# Mechanics of Holography

How do you make a hologram?

Producing high quality holograms is a complicated process. In the simplest terms, a hologram is made by splitting a high-powered laser into 2 beams: an object beam, which bathes a 3-dimensional object, and a reference beam, which illuminates the film from a different angle. The light waves reflected from the object and the waves from the reference beam overlap to form whatís called an interference pattern on a special high contrast, very fine grain photographic film. When this film is developed and illuminated, the original object is recreated as a fully three-dimensional image.

Why a laser?

The most important part of the hologram is the interference pattern of light. In order to set up a clear interference pattern, the light waves used must be in-phase, or coherent. Most light, such as sunlight or the light from a light-bulb, is incoherent. This means that the bundles of light are not all lined up, so that the number passing a given point at a given time varies constantly. However, laser light is coherent; its photons are in-phase. To understand what these categories mean, imagine a typical freeway with cars passing through a tunnel. A typical stream of random cars would resemble an incoherent beam of light. However, if all of the cars were identical, were lined up, and were moving at exactly the same speed, the freeway would resemble a coherent beam of laser light. The coherence of the beam allows the overlapping of differing beams to set up a consistent interference pattern, which leads to a clear image.
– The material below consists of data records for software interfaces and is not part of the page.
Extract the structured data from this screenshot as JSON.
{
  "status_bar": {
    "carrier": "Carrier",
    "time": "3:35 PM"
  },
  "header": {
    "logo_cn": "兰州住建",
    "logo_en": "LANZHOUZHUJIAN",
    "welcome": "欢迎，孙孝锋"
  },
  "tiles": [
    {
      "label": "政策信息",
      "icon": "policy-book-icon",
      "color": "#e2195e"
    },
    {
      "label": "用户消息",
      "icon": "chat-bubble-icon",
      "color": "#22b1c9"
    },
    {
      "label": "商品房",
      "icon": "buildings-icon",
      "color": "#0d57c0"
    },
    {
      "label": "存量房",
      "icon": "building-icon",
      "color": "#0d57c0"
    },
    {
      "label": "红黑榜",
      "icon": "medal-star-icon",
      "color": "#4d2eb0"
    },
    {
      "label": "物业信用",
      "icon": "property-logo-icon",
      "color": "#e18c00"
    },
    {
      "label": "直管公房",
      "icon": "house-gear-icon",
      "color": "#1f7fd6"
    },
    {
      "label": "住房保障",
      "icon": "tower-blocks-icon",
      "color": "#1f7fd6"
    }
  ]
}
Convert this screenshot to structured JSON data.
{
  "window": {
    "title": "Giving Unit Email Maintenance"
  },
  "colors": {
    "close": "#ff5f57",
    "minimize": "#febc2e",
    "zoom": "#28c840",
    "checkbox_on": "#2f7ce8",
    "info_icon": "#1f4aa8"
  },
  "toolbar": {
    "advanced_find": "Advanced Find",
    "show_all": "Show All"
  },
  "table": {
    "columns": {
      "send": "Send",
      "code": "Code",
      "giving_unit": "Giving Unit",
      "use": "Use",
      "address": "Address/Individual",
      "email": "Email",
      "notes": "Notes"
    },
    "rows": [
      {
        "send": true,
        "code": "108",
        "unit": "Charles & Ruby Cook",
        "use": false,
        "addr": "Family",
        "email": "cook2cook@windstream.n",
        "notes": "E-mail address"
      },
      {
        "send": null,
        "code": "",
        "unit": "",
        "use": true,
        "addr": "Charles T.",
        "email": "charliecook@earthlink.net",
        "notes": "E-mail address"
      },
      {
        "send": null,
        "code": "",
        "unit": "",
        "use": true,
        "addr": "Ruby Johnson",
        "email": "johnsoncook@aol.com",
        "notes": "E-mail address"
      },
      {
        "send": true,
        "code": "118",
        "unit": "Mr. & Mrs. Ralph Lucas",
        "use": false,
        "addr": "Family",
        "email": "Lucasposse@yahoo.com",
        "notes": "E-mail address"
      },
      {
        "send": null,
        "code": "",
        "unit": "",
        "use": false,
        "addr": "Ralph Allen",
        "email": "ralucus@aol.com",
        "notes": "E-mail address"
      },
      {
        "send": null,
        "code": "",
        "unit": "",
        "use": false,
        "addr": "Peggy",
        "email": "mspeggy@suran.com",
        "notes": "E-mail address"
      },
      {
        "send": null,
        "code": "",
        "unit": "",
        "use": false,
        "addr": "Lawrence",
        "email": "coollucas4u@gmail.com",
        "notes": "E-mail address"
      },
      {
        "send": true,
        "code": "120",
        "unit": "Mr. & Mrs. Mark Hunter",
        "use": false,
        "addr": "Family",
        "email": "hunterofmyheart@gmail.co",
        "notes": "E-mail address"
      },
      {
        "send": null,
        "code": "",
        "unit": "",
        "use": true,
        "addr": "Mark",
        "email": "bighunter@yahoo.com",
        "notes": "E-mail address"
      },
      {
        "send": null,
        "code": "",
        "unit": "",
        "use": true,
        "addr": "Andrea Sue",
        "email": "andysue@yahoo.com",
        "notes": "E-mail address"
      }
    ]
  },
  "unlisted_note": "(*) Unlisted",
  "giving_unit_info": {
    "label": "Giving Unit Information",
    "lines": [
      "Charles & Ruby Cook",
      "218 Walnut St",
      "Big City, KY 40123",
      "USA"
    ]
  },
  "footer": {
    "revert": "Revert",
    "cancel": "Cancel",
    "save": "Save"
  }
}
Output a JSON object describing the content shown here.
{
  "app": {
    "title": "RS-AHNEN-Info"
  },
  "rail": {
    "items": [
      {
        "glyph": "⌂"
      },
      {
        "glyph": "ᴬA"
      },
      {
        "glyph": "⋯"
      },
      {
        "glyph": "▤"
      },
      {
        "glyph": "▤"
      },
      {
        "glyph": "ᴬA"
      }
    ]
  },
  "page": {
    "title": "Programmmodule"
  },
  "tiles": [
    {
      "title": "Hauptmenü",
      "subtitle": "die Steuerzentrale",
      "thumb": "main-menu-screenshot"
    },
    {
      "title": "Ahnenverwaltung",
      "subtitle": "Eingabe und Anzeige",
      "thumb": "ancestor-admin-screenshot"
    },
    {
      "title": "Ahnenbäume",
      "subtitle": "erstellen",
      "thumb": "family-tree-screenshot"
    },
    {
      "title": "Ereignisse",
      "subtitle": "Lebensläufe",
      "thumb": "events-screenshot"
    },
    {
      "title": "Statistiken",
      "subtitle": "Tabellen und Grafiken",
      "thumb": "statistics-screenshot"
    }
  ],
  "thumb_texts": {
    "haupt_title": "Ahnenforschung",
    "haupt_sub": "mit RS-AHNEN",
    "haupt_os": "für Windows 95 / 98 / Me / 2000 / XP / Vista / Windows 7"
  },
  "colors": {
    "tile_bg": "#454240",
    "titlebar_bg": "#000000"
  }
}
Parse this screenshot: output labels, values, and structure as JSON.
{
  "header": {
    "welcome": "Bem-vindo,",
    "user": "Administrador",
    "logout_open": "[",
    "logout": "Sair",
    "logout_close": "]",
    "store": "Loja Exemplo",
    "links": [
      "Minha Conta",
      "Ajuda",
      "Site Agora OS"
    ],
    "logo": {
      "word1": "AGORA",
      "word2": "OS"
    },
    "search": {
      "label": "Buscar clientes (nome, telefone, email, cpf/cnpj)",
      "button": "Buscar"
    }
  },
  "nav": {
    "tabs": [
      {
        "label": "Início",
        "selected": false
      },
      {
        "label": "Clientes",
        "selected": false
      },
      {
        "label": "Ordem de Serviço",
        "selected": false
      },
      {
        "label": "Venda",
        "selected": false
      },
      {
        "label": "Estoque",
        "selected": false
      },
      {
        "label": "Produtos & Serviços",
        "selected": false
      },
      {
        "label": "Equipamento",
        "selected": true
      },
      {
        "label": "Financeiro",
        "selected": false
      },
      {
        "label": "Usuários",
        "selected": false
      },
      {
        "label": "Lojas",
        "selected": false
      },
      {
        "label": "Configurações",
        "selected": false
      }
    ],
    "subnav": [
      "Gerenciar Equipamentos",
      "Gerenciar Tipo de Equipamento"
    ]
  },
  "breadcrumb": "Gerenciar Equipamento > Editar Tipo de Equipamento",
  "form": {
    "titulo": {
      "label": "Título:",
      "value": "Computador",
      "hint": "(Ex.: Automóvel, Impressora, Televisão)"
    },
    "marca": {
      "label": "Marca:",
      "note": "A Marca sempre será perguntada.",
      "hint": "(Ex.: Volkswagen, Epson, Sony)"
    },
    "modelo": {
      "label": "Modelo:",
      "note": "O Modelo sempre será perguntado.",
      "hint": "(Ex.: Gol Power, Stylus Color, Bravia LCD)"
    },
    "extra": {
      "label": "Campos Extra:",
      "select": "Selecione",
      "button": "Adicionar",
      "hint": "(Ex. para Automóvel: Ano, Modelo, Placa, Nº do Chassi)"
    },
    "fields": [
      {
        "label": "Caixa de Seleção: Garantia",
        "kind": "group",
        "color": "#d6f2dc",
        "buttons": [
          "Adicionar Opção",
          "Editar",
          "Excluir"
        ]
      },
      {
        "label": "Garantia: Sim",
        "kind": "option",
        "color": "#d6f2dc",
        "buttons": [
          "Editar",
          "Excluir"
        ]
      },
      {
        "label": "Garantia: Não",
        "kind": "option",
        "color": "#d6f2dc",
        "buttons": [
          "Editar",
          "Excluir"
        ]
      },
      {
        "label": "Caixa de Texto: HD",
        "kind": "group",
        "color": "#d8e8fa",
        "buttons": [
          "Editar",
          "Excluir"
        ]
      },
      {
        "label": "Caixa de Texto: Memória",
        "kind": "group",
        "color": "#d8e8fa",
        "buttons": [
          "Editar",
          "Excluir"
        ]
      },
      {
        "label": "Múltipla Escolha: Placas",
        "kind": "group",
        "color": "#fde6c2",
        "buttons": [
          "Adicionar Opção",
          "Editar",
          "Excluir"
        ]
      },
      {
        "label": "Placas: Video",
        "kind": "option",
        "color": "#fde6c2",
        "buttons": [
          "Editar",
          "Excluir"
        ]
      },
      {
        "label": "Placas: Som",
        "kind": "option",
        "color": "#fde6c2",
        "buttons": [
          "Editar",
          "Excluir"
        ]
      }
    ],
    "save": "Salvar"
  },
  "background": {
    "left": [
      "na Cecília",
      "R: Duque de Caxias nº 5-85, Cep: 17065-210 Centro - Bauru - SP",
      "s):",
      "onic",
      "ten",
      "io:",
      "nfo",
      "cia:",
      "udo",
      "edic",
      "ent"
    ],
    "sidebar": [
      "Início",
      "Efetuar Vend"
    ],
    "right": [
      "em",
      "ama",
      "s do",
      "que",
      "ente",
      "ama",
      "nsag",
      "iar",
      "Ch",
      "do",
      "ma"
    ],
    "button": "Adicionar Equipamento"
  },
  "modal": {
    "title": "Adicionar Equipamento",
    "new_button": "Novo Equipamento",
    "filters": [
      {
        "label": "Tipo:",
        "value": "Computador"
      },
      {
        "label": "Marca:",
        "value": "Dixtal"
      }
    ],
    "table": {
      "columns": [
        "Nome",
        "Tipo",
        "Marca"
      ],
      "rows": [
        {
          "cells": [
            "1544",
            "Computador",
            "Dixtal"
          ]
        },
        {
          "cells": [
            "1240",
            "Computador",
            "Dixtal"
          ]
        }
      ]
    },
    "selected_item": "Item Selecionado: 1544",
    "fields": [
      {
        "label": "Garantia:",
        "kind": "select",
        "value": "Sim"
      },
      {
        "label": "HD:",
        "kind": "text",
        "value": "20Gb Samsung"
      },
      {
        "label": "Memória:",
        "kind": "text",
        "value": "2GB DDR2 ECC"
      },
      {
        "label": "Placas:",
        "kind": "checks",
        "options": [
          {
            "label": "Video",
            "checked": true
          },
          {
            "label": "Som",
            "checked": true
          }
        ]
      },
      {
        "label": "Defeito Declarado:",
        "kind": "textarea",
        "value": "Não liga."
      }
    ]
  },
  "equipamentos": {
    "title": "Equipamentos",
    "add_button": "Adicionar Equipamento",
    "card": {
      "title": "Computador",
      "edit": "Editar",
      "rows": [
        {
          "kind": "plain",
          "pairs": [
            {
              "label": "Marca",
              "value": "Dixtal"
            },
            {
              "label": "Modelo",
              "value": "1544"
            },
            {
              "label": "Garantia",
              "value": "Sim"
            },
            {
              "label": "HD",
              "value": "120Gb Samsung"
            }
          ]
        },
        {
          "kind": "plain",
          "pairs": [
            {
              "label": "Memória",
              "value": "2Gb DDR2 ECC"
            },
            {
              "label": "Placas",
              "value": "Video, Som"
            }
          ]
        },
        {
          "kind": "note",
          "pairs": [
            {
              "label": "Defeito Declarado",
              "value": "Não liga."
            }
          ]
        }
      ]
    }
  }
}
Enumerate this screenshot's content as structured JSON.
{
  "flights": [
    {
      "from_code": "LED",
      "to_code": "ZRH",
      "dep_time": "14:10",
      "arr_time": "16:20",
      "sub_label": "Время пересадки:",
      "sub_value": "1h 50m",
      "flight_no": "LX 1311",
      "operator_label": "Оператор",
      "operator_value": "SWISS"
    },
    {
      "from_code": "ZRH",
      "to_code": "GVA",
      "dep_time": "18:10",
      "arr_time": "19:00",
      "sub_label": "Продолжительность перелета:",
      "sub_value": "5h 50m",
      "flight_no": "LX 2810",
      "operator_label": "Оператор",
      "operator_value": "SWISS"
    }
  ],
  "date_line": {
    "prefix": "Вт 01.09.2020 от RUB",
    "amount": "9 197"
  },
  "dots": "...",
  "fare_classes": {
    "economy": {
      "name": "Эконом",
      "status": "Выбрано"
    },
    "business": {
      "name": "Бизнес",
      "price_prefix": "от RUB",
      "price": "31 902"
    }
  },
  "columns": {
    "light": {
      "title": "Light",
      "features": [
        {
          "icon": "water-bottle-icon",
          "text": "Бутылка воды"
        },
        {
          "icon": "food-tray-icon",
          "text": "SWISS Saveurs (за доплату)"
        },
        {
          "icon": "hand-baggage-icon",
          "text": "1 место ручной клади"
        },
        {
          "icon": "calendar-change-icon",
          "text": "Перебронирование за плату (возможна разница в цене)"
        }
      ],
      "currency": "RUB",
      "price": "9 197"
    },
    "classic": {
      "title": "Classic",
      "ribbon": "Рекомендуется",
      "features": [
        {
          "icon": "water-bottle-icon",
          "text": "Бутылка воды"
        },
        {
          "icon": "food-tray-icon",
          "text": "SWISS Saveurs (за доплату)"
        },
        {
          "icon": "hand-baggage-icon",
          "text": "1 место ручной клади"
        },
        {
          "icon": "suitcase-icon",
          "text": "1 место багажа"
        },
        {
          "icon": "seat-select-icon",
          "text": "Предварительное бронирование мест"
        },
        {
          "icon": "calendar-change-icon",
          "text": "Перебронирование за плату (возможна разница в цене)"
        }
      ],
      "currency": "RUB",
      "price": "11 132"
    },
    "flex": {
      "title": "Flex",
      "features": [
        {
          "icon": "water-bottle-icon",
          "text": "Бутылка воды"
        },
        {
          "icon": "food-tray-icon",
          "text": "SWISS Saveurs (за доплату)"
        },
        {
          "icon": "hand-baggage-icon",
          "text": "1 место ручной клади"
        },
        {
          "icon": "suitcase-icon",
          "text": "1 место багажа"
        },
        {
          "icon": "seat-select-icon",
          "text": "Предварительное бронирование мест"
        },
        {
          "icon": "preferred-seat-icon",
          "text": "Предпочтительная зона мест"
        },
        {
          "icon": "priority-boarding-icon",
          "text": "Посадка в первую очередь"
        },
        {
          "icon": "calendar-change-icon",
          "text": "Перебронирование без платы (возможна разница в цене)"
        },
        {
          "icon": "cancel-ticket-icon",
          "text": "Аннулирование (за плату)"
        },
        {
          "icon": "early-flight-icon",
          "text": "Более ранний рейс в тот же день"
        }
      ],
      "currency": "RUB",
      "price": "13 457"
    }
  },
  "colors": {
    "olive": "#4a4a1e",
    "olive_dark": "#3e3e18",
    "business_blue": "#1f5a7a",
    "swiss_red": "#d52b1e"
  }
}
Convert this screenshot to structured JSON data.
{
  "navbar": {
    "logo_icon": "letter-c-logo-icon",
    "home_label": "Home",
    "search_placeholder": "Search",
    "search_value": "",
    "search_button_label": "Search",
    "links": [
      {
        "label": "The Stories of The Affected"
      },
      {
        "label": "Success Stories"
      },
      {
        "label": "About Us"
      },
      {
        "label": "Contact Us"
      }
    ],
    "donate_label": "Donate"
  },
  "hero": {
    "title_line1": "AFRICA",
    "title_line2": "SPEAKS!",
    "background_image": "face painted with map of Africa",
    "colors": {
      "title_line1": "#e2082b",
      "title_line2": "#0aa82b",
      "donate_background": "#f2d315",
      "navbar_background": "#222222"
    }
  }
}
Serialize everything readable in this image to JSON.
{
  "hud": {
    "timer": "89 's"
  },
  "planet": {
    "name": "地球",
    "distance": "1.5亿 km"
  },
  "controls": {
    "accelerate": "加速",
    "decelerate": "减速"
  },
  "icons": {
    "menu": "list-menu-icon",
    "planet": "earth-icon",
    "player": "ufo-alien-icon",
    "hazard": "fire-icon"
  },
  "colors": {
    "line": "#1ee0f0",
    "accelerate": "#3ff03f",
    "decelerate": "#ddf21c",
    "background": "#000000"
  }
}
So why does a flat hologram appear 3-dimensional?

Since we have stereoscopic vision, our brains are used to interpreting two images of an object from slightly different angles as a 3-dimensional object (For more information on vision, click ADD LINK here). Basically, a hologram provides the brain with two images of an object from slightly different angles. When these images are displayed to each eye separately the brain believes that it is seeing a 3D object.

Actually, this is a vast oversimplification of what is really at work in a hologram. In fact, a hologram acts like a very complex lens through which each of the infinitesimally small points on the object that reflected light onto the film, by interfering with the reference beam, are neatly focused to their respective positions in 3-dimensional space, but to explain exactly how this is accomplished is beyond the scope of this overview.